Elizabeth Brown is a sixth-year Ph.D. candidate in the Department of Art, Art History & Visual Studies. Her dissertation, titled The Voracious Appetite of Theaster Gates: Land, Books, Images, and Memorabilia, explores North American artist Theaster Gates and his non-profit ReBuild Foundation, established in 2010. Her dissertation examines the participatory, community-based work of Theaster Gates, whose urban planning and physical transformations of the built environment critically integrate the history of Chicago and its impact on Black cultural life. She also investigates the extension of Gates's Chicago-based studio practice in all media. Her adviser is Dr. Kristine Stiles, France Family Distinguished Professor of Art, Art History & Visual Studies.

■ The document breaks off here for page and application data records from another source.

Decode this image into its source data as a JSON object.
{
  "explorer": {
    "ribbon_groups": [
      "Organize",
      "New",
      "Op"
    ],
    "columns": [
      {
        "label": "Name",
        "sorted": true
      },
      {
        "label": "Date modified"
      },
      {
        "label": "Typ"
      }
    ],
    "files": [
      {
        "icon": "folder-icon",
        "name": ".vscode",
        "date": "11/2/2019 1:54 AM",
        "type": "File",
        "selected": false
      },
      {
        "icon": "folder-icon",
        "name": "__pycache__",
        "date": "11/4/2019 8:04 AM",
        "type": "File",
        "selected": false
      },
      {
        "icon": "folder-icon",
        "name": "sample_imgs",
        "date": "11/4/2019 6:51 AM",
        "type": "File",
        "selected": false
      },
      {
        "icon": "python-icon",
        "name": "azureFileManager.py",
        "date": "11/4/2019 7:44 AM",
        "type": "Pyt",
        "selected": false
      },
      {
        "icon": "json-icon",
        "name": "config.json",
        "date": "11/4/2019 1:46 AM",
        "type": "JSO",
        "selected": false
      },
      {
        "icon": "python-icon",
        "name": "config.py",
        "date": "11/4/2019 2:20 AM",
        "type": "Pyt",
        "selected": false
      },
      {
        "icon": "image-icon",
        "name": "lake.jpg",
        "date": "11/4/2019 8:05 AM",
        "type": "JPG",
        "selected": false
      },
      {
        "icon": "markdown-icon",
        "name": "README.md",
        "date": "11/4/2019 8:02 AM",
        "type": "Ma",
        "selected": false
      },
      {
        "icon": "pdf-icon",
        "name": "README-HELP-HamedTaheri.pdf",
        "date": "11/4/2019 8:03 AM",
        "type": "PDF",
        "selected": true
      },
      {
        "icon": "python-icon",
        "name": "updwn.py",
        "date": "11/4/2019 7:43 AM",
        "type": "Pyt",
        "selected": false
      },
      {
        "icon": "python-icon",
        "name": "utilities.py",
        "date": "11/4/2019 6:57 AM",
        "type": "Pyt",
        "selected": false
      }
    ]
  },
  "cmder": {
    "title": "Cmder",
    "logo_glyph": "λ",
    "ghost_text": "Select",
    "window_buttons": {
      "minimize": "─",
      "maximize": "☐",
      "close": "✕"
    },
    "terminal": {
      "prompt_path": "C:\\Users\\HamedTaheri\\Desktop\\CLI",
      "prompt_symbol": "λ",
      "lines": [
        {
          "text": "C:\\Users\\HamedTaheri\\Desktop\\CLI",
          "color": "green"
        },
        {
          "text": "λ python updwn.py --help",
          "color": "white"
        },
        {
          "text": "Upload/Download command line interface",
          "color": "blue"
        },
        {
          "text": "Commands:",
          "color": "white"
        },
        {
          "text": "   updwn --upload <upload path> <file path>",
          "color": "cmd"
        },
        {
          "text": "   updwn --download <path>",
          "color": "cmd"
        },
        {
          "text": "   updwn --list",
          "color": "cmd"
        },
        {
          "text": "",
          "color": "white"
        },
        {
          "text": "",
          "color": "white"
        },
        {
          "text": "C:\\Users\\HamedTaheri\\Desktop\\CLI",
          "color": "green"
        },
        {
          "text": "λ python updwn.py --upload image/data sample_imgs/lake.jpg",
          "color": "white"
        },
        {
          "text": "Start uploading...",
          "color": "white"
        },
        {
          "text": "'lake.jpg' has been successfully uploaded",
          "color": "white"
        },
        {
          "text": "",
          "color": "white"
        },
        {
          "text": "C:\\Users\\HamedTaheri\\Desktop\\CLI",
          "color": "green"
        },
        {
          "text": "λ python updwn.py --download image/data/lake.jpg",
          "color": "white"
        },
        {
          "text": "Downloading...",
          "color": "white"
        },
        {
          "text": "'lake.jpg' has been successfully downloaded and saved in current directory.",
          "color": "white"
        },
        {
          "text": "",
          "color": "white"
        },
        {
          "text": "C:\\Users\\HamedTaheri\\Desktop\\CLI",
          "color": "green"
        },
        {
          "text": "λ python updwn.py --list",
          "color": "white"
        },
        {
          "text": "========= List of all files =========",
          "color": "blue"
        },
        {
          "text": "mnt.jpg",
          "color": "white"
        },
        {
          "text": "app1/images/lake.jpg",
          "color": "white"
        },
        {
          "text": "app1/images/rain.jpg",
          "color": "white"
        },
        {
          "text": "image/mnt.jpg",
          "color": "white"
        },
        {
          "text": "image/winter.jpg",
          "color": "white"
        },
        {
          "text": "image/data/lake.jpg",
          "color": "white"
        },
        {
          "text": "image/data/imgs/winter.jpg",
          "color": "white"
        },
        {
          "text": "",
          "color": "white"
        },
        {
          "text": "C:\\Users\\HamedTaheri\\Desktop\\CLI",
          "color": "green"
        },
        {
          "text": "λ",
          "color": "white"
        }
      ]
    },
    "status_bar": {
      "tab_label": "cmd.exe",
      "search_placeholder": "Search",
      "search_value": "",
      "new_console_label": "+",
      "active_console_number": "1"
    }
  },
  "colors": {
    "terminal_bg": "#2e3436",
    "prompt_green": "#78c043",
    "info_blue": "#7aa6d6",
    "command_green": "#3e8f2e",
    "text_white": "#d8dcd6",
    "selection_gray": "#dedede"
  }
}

She received her B.A. in Art History from Manhattanville College, New York. She completed her M.A. in Art History from Hunter College, New York. There she wrote her master’s thesis, titled Mike Kelley and Cady Noland, on the disorienting late eighties and early nineties installations of L.A.-based artist Mike Kelley (1954-2012) and New York-based artist Cady Noland. Her thesis focuses on the contradictions and hypocrisies of North American culture brought to light by their art. Before entering the doctoral program at Duke, she held positions at the Guggenheim Museum and The Studio Museum in Harlem in New York.